_TASK PROMPT_. Write out each line from the data below that includes the word "Strg".

Items from a dataset
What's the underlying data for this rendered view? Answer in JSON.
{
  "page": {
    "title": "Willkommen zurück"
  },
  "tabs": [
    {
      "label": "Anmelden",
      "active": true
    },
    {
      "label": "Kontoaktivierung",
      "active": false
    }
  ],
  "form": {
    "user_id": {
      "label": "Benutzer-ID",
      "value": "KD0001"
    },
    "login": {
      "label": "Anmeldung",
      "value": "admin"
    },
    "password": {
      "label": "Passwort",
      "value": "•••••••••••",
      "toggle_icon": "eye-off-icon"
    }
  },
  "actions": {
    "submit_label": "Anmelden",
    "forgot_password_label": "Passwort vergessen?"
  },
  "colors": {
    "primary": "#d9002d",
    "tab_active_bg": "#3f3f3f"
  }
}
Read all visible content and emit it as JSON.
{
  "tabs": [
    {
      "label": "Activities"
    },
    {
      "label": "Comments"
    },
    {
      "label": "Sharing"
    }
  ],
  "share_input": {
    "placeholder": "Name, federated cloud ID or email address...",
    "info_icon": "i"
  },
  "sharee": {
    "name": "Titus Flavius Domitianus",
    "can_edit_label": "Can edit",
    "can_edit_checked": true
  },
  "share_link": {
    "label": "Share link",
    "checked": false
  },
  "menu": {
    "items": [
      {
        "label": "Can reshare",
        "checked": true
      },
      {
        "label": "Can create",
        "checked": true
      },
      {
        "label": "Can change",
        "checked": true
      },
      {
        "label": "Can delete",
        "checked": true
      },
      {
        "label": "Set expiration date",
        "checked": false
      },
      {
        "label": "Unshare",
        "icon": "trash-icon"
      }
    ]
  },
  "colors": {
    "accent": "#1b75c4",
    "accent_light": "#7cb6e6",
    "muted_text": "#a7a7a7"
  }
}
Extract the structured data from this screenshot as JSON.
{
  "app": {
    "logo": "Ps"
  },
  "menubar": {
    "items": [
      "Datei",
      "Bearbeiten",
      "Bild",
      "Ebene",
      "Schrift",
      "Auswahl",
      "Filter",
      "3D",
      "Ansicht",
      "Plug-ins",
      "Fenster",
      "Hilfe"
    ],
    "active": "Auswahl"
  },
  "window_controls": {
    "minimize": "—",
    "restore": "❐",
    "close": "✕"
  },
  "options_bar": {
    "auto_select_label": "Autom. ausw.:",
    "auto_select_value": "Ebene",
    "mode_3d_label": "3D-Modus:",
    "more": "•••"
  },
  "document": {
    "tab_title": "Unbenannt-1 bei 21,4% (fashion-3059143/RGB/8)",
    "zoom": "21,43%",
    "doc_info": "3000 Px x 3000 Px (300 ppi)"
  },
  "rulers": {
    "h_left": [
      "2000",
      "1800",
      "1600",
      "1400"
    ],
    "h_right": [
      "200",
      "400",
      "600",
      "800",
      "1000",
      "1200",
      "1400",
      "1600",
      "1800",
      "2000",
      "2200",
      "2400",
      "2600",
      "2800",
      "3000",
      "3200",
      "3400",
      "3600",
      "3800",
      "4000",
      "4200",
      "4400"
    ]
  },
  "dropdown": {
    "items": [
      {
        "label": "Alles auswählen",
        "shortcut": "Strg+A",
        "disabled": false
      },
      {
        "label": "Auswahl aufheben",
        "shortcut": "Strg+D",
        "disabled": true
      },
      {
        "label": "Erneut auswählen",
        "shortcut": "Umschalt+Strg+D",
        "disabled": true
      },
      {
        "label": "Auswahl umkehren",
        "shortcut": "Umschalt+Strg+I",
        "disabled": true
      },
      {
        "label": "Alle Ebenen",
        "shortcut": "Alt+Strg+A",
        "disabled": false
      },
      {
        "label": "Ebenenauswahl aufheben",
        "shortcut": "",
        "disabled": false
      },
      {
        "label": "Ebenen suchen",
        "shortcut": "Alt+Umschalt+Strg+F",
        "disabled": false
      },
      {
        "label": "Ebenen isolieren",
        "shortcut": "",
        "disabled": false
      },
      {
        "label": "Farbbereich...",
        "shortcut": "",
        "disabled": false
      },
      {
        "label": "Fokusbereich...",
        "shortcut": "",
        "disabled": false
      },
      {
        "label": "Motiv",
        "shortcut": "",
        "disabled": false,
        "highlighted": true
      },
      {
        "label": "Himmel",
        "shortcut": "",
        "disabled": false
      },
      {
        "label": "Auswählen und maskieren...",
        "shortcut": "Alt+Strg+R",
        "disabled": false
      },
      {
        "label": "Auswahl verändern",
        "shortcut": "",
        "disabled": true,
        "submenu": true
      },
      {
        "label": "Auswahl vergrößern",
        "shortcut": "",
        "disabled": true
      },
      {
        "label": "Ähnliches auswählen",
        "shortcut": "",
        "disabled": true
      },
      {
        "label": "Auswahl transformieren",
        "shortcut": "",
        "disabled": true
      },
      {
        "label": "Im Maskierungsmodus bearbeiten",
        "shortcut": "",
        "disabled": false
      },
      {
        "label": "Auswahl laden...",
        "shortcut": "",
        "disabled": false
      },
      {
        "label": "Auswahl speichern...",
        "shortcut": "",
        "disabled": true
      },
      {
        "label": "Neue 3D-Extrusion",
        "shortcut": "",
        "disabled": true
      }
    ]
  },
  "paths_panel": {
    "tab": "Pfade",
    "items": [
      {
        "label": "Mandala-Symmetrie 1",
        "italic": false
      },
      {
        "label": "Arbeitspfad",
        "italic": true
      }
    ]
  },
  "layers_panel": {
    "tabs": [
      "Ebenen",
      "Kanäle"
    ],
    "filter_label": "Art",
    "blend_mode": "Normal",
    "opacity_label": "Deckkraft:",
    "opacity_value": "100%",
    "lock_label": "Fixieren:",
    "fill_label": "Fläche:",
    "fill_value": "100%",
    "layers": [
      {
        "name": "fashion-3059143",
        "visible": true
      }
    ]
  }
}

_SOLVED EXERCISE_.
        "shortcut": "Strg+A",
        "shortcut": "Strg+D",
        "shortcut": "Umschalt+Strg+D",
        "shortcut": "Umschalt+Strg+I",
        "shortcut": "Alt+Strg+A",
        "shortcut": "Alt+Umschalt+Strg+F",
        "shortcut": "Alt+Strg+R",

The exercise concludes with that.